### WHAT YOU NEED TO DO
From the first line to the last, reproduce the records exactly as they appear below.

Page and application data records
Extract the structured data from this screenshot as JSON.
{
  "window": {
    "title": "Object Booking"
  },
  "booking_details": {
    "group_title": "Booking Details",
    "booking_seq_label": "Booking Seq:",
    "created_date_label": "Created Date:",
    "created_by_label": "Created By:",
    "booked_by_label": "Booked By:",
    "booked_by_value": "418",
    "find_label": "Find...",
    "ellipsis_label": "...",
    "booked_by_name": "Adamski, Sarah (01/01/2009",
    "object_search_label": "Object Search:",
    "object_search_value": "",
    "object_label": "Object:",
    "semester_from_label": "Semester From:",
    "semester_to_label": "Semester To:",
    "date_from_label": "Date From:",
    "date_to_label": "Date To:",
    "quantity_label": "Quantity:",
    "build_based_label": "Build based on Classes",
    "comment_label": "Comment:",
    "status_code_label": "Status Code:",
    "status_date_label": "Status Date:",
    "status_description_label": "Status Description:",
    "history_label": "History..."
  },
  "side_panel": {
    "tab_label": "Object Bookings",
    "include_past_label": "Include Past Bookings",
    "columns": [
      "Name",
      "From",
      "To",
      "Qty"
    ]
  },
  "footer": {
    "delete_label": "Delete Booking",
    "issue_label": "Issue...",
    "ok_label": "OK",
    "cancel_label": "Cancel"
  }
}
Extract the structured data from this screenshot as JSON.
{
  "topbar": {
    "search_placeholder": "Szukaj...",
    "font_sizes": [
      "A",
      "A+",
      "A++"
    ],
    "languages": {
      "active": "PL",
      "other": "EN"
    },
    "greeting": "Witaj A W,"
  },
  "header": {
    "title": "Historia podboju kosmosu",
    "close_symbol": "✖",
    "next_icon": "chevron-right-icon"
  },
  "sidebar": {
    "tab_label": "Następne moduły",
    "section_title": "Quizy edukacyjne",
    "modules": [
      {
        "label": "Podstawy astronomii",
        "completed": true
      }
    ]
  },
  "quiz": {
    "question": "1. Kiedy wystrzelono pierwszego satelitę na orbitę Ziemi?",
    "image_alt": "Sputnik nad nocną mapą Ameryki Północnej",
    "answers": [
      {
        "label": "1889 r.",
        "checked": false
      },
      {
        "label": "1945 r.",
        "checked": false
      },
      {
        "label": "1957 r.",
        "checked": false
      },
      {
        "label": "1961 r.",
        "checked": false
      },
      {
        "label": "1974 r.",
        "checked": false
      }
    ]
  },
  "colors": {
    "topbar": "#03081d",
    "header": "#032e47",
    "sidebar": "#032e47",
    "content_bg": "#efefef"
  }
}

### WRITTEN ANSWER
Extract the structured data from this screenshot as JSON.
{
  "window": {
    "title": "Object Booking"
  },
  "booking_details": {
    "group_title": "Booking Details",
    "booking_seq_label": "Booking Seq:",
    "created_date_label": "Created Date:",
    "created_by_label": "Created By:",
    "booked_by_label": "Booked By:",
    "booked_by_value": "418",
    "find_label": "Find...",
    "ellipsis_label": "...",
    "booked_by_name": "Adamski, Sarah (01/01/2009",
    "object_search_label": "Object Search:",
    "object_search_value": "",
    "object_label": "Object:",
    "semester_from_label": "Semester From:",
    "semester_to_label": "Semester To:",
    "date_from_label": "Date From:",
    "date_to_label": "Date To:",
    "quantity_label": "Quantity:",
    "build_based_label": "Build based on Classes",
    "comment_label": "Comment:",
    "status_code_label": "Status Code:",
    "status_date_label": "Status Date:",
    "status_description_label": "Status Description:",
    "history_label": "History..."
  },
  "side_panel": {
    "tab_label": "Object Bookings",
    "include_past_label": "Include Past Bookings",
    "columns": [
      "Name",
      "From",
      "To",
      "Qty"
    ]
  },
  "footer": {
    "delete_label": "Delete Booking",
    "issue_label": "Issue...",
    "ok_label": "OK",
    "cancel_label": "Cancel"
  }
}
Extract the structured data from this screenshot as JSON.
{
  "topbar": {
    "search_placeholder": "Szukaj...",
    "font_sizes": [
      "A",
      "A+",
      "A++"
    ],
    "languages": {
      "active": "PL",
      "other": "EN"
    },
    "greeting": "Witaj A W,"
  },
  "header": {
    "title": "Historia podboju kosmosu",
    "close_symbol": "✖",
    "next_icon": "chevron-right-icon"
  },
  "sidebar": {
    "tab_label": "Następne moduły",
    "section_title": "Quizy edukacyjne",
    "modules": [
      {
        "label": "Podstawy astronomii",
        "completed": true
      }
    ]
  },
  "quiz": {
    "question": "1. Kiedy wystrzelono pierwszego satelitę na orbitę Ziemi?",
    "image_alt": "Sputnik nad nocną mapą Ameryki Północnej",
    "answers": [
      {
        "label": "1889 r.",
        "checked": false
      },
      {
        "label": "1945 r.",
        "checked": false
      },
      {
        "label": "1957 r.",
        "checked": false
      },
      {
        "label": "1961 r.",
        "checked": false
      },
      {
        "label": "1974 r.",
        "checked": false
      }
    ]
  },
  "colors": {
    "topbar": "#03081d",
    "header": "#032e47",
    "sidebar": "#032e47",
    "content_bg": "#efefef"
  }
}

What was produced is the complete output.